There is some percentage of the population who have a better prognosis if infected with HIV-1 than the rest of us. Remember those pirate flags and sombreros I talk about sometimes? Major histocompatibility complexes, type I. Some people put up HIV-1 flags that are easily recognizable as ‘NOT SELF!!’ to their cytotoxic T-cells, so they (sometimes) can control the virus better, thus are slower to progress to AIDS than people with different MHC I alleles.
You notice the (sometimes) in parentheses up there.
Having a ‘protective’ MHC I allele just means that you have ~50%:50% chance of not progressing.
Why is it just 50%-50%? Why is the allele not enough for some, and enough for others?
Though the genetic diversity of humans isnt exactly huge, it could be that 50% of people with the ‘protective’ allele have one more little genetic difference that makes the allele genuinely protective, thus they do not progress, while 50% of the people with the ‘protective’ allele dont have that ‘helper’ genetic variant, thus gain no real protection from the ‘protective’ allele.
Does that make sense?
Furthermore, there could be lots of other protective alleles out there that we dont know about. Some people progress to AIDS quickly after infection, some progress slowly, why? A part of that could be the individuals genetics.
So a whole bunch of scientists did a whole bunch of work looking at a whole bunch of genetic variation in a whole bunch of HIV-1 patients (progressors and non-progressors). Whole bunch of work… to basically tell us what we have known for a really long time (MHC I alleles matter) and not much else.
I thought for sure they would find something. Hell, with a ‘Science EXPRESS!!!!!‘ paper I thought they did find something. But they didnt.
So, to sum things up, HIV-1s opinion of humans is “Theyre all pink on the inside. Pink, and CD4+ T-cells”. It doesnt particularly give a rats ass about our personal genetics.
What I found particularly disappointing about this paper, is that with literally hundreds of authors, not one of them saw the evolutionary implications of their research.
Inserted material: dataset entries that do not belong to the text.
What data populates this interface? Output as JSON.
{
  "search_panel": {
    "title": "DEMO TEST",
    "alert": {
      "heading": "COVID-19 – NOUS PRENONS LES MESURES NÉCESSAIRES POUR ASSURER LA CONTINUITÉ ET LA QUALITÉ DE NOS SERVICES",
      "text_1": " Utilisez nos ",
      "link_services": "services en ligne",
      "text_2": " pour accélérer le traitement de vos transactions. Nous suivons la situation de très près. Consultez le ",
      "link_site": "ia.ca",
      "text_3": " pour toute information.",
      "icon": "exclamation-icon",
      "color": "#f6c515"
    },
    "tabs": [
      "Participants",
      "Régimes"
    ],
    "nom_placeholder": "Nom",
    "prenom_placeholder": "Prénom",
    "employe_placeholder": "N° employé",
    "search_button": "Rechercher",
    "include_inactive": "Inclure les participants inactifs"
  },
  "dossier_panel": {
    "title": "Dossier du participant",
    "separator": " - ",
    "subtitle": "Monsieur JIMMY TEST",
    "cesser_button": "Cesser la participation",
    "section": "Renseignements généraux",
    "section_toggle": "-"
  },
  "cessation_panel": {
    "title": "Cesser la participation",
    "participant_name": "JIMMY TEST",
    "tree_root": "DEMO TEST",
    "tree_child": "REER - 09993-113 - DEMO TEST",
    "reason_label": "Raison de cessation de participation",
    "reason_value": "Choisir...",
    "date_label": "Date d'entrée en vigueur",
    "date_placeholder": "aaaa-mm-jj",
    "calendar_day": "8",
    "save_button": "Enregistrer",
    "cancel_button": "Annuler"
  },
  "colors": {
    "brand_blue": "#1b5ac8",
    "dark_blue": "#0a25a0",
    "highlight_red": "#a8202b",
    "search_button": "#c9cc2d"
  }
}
Yes, there are ‘protective’ MHC I alleles. There is not much else, on the humans genetic side, playing a role. But apparently HIV-1 can mutate away from the sequence that is harmful to it (beneficial for us controlling the virus), but this is not a ‘simple’ mutation. If the ‘answer’ to the MHC I problem were easy (1 mutation, or say 10 mutations that accumulate fitness in a stepwise manner), 100% of people with the ‘protective’ allele would progress (much like what happens with antiretroviral resistance). If it were impossible (the edge of evolution?) then 100% would be protected.
But its 50%-50%.
I think this means that HIV-1 must travel from one fitness peak to another to escape MHC I presentation and retrain functionality. Its not a simple or step-wise mutation– it needs like, 20 mutations to happen all at the same time, and its scott free. If only 11 of those 20 mutations happen, its down in a low-fitness valley (or maybe non-functional entirely). A collection of mutations that is low probability, but not impossible. Im just making up these numbers– I have no idea what the real ones are, and they are almost certainly different for every viral population in every patient. Just using them as an example. But thats the conclusion I get from this high-workload, high-PR, limited-content paper.
I think thats much more interesting than what they published. *shrug*